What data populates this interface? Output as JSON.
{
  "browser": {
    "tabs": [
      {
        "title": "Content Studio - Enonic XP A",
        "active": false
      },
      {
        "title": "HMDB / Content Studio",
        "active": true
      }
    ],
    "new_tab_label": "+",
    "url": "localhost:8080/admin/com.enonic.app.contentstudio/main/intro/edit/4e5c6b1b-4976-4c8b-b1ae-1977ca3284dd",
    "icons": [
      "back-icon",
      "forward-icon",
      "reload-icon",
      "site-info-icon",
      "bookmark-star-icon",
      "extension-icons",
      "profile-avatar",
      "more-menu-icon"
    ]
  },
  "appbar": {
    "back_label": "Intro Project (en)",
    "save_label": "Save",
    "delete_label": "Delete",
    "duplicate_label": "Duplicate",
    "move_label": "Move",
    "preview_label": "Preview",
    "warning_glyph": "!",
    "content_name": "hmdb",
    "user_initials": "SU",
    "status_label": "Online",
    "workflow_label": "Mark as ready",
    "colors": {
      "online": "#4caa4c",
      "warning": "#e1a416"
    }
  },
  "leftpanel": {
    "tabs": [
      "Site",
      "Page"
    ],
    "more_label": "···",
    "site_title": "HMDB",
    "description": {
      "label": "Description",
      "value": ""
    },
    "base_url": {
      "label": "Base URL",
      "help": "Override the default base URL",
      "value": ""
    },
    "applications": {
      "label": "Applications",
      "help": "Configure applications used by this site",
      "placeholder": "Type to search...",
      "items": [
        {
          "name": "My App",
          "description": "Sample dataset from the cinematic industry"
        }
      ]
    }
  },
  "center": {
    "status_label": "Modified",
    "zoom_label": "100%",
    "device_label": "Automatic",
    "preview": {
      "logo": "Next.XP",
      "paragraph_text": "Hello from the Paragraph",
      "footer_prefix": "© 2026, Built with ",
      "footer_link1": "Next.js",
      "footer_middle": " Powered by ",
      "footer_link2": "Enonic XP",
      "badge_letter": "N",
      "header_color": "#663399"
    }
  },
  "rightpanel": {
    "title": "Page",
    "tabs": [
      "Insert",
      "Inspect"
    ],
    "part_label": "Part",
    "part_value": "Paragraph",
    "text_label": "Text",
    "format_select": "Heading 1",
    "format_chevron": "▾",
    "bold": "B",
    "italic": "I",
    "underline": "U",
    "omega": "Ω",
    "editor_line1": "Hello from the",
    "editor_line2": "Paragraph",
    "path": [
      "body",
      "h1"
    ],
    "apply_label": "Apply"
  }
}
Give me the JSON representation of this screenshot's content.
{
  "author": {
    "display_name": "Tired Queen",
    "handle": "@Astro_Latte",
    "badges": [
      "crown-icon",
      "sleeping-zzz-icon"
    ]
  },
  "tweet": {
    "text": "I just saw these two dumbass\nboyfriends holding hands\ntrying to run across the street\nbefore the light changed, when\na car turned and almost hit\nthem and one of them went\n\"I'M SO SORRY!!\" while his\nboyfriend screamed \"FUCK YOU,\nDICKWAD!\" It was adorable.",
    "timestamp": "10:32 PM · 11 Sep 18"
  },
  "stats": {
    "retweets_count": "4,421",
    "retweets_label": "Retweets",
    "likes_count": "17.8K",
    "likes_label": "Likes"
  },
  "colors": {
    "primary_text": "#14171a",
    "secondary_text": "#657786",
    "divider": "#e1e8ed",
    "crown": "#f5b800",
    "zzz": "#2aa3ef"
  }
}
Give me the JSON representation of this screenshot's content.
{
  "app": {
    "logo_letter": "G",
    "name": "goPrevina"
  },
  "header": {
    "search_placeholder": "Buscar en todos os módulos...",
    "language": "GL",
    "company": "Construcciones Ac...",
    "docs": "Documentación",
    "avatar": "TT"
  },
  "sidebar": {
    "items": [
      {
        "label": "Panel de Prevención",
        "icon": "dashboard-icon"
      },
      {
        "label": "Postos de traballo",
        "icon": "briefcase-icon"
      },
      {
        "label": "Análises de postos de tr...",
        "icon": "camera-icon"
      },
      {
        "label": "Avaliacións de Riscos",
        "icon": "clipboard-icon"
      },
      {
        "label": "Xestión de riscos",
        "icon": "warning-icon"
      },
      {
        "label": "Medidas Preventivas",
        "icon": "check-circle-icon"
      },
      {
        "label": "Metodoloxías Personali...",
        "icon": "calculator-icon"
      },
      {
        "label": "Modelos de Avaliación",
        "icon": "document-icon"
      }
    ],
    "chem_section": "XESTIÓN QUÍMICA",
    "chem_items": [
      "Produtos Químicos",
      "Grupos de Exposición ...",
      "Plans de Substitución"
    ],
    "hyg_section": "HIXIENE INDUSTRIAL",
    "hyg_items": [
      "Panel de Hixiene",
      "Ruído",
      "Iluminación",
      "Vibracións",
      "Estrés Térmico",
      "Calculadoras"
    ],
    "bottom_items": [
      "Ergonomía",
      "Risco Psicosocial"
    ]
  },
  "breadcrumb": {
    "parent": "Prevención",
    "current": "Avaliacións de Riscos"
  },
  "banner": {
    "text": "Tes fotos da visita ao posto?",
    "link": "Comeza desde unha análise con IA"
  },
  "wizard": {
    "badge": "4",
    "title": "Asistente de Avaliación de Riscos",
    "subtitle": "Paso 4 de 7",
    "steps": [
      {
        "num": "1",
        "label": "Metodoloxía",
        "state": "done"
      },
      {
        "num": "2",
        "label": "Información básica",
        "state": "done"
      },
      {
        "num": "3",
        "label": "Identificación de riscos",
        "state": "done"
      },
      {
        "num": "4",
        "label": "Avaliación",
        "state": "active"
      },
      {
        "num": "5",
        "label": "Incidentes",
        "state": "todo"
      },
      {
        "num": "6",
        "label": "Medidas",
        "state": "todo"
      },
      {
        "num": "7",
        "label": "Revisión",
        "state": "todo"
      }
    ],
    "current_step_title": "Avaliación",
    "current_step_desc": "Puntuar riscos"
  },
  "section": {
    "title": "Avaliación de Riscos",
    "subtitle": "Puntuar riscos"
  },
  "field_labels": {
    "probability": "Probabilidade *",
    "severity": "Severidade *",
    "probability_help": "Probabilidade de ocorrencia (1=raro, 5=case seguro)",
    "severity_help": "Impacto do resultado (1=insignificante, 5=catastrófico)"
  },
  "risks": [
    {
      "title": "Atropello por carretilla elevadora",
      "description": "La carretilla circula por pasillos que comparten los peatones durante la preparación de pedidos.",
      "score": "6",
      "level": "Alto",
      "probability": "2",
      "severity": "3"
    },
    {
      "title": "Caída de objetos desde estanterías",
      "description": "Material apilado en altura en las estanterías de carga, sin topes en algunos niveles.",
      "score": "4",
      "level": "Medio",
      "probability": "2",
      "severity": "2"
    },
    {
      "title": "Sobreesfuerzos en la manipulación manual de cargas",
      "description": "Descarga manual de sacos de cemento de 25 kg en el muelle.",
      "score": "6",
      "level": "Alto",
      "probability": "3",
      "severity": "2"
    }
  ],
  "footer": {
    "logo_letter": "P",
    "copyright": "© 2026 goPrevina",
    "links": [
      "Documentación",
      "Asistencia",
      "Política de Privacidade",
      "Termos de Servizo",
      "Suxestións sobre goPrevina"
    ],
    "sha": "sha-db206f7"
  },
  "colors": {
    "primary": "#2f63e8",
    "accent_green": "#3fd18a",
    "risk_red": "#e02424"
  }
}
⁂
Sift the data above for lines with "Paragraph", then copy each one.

      "paragraph_text": "Hello from the Paragraph",
    "part_value": "Paragraph",
    "editor_line2": "Paragraph",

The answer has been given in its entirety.